The Hong Kong court recently provided guidance on a creditor’s entitlement to vote at a creditors’ meeting for a company in liquidation where the company has a cross-claim against the creditor: Re Hsin Chong Construction Co Ltd  HKCFI 3451 (24 November 2021).
The Honourable Mr Justice Harris held that where a creditor lodges a proof for voting purposes and the company has a genuine cross-claim against the creditor:
- Where the company’s cross-claim is for a liquidated or ascertained amount - meaning that the chairperson can assess the dollar value of the cross-claim - this cross-claim must be netted off against the creditor’s claim so that the creditor is entitled only to vote the net liquidated amount due, if any. This ruling departs from an earlier Hong Kong court decision that the company’s cross-claim did not need to be netted off.1

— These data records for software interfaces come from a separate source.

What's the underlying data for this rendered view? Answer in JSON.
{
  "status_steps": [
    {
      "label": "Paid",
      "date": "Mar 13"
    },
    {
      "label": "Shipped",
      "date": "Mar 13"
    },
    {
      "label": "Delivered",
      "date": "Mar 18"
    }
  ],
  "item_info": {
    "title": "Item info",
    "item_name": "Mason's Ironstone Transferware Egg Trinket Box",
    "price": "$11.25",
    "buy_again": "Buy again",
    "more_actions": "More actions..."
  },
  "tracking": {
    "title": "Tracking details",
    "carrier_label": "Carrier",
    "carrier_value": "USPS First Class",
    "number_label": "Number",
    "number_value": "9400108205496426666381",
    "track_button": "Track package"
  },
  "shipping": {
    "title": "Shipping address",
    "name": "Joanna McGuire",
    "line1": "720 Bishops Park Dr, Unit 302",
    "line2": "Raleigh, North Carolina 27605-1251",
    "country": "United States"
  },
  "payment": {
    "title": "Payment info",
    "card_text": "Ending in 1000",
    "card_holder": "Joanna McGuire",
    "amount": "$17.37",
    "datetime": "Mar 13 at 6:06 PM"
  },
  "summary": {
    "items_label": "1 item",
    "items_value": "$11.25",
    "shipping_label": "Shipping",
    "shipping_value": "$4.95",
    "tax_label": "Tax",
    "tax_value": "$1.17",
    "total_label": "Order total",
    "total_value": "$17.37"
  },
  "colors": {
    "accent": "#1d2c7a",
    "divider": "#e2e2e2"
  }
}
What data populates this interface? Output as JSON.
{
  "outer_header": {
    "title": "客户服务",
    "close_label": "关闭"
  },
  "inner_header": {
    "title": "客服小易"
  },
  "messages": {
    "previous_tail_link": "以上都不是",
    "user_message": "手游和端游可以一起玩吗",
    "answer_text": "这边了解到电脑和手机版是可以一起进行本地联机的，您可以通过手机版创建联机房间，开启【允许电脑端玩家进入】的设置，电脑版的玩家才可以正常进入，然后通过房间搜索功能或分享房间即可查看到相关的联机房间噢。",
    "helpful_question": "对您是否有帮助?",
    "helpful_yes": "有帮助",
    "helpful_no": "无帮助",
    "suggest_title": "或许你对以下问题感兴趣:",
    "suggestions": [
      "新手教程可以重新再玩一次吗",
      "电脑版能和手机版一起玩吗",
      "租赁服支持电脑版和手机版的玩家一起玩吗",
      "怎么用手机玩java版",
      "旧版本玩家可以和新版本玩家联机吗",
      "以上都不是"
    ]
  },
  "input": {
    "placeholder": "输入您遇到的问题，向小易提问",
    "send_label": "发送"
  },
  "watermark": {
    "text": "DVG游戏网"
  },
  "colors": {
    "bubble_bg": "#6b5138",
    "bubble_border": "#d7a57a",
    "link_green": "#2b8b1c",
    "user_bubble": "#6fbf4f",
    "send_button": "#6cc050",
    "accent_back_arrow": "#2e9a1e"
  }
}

- Where the company’s cross-claim is not for a liquidated or ascertained amount, it follows that the creditor’s net claim is also not a liquidated or ascertained claim. Under Hong Kong insolvency rules, this means the creditors’ net claim is not one that can be properly admitted for voting purposes. Harris J accepted that this result was unsatisfactory - it potentially deprives creditors with genuine claims of their voting entitlement. But his Lordship considered that this result followed from the drafting of the current rules, which the Hong Kong government had permitted to remain in their present form despite a reform recommendation by the Law Reform Commission.
- The chairperson must determine whether on the balance of probabilities a claim or cross-claim for a liquidated or ascertained amount is established. If not, the proof should not be admitted for voting purposes or should be valued at HK$1. This ruling also departs from an earlier Hong Kong court decision that a creditor should be entitled to vote unless the chairman was certain that the claim is unliquidated and unascertained.2
This decision is relevant to cases where a company is put into liquidation due to suspected wrongdoing by the company’s management, and the suspected wrongdoers and their associates then assert an entitlement to vote at the creditors’ meetings by reason of purported claims against the company. For example, they might assert claims in the form of loans or rights to payment under supply contracts. The effect of this decision is that these suspected wrongdoers and their associates may be prevented from voting by reason of the company’s cross-claim against them relating to the suspected wrongdoing. Since these cross-claims will typically be for an unliquidated and unascertained amount, the chairperson would be entitled to reject the proof for voting purposes or to value the claim at HK$1.